Cannons

Volume Five   —   View Song   —  

Play the devotional:
LISTEN WITH SONG
LISTEN WITHOUT SONG

Thus says God, the LORD, who created the heavens and stretched them out, who spread out the earth and what comes from it, who gives breath to the people on it and spirit to those who walk in it: 6 “I am the Lord; I have called you in righteousness; I will take you by the hand and keep you; I will give you as a covenant for the people, a light for the nations, 7 to open the eyes that are blind, to bring out the prisoners from the dungeon, from the prison those who sit in darkness. 8 I am the Lord; that is my name; my glory I give to no other, nor my praise to carved idols.” (Isaiah 42:5–8)

As much as the Lord loves you, you are not the center of his universe, the prize of his creation. John Piper writes, “God governs the world with glory precisely that He might be admired, marveled at, exalted, and praised. The climax of His happiness is the delight He takes in the echoes of his excellence in the praises of the saints” (Desiring God, 45).

God is the highest, most important, most valuable reality anywhere at anytime. When he created the world, as he chose and watched over Israel, when he sent his Son, and as he redeems men and women from every tongue, tribe, and nation, he aims to be known as God, enjoyed as God, worshipped as God.

Isaiah says God is the one, “who created the heavens… who spread out of the earth… who gives breath” (Isaiah 42:5). We are reminded God is working in all kinds of ways, “I have called… I will take… I will give” (42:6). These verses climax with God declaring, “I am the Lord; that is my name; my glory I give to no other, nor my praise to carved idols” (42:8). Everything I do for you, God says, I do to establish and spread my own all-powerful, all-satisfying, all-loving, always righteous glory.

The Mistake of a Man-Centered God

Because we were born with a selfish, sinful nature, and because our culture constantly screams that I am the most important person in my world, we struggle to embrace a God-centered God. If we are honest, the way we believe often suggests God is only good news for us if he cares more about us than himself. While that perspective on God’s love for us might be comforting and even inspiring, it simply isn’t a good picture of the God of the Bible. And ironically it robs the very love it aims to protect.

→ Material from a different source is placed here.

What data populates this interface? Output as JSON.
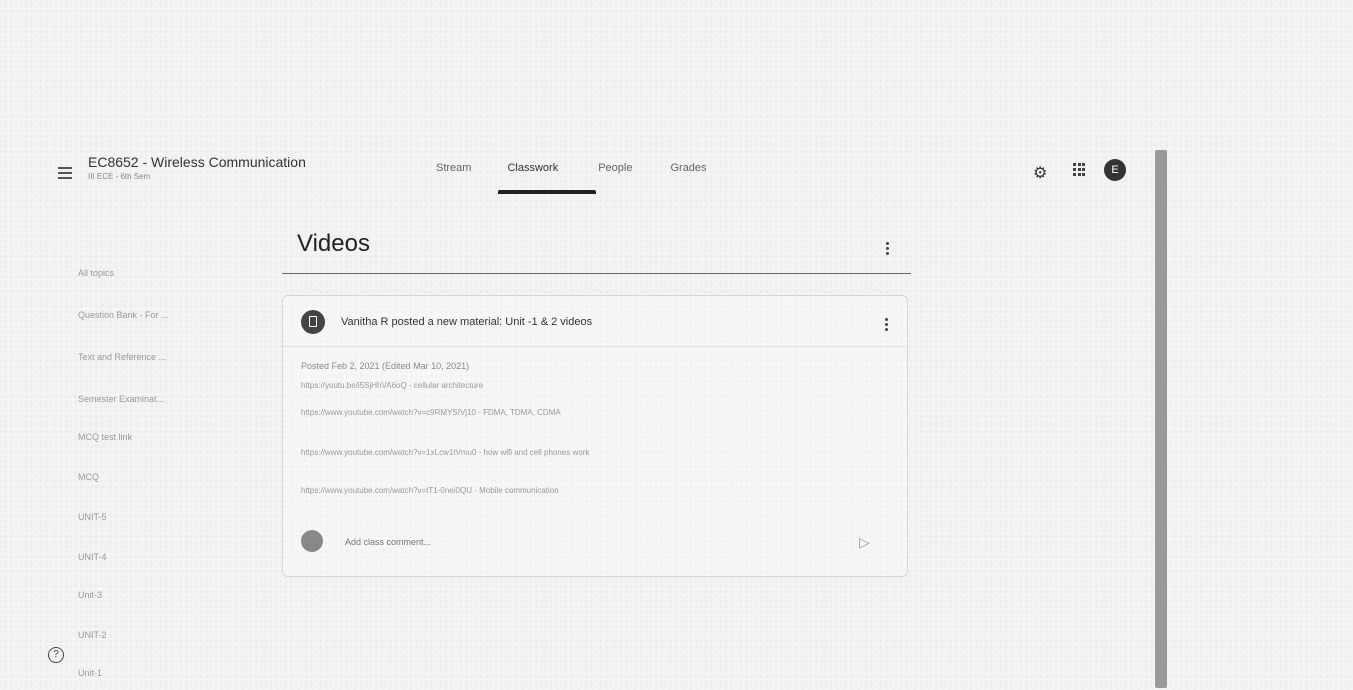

God’s greatest love for us is expressed by inviting us to see and share in his glory. We will know no greater joy than this. The stunning depth and commitment of God’s love for sinners is wrapped up in the depth of his commitment to make his glory known and loved everywhere around the world. He made us to broadcast his glory. He patiently endured our sin in order to display his glory. He commissioned a Savior, his own precious Son, in order to show his glory. It’s precisely his zeal for his glory that hates our sin, cancels our sin, cleanses us from sin, and makes us his own. He redeemed us in love — shocking, dramatic, merciful love — but he redeemed us to remake us into the images we were meant to be, images of him.

The Glory of God’s Creativity

If with new eyes we’re able to move ourselves out of the supreme place in our own hearts, and see God high and lifted up above everyone and everything else, we’ll begin to witness how glorious he really is in the world around us. Everything he created was imagined in his sovereign, creative mind and handcrafted to declare and celebrate his greatness.

“I am the Lord; that is my name; my glory I give to no other, nor my praise to carved idols” (Isaiah 42:8).

His glory is in the ever-shifting, ever-floating shapes of the clouds. His glory sounds from those same clouds when they turn dark and thunder loudly from above. In each stormy evening, God fires those cannons with lightening to remind us he is God. His glory shines in the brightness of the moon and the sparkle of hundreds of stars on a clear night. And if we could see beyond our sky — as we can now with telescopes — we would see his glory even among the distant stars, planets, and galaxies.

And when we see him there — far older, far bigger, far more powerful than we think of him most days — how do we respond? We sing, “I’m so unworthy, but still you love me.Forever my heart will sing of how great you are.” We understand the love of God, when we see how small and unworthy we are. We feel God’s love most deeply, when we see that it makes much more of God than of us. His love saves and reshapes our hearts to sing about him, and not ourselves.

And so, feeling ever-loved, but ever-second to the lover of our souls, we sing again and again to him, “All glory, honor, power is yours.” Amen.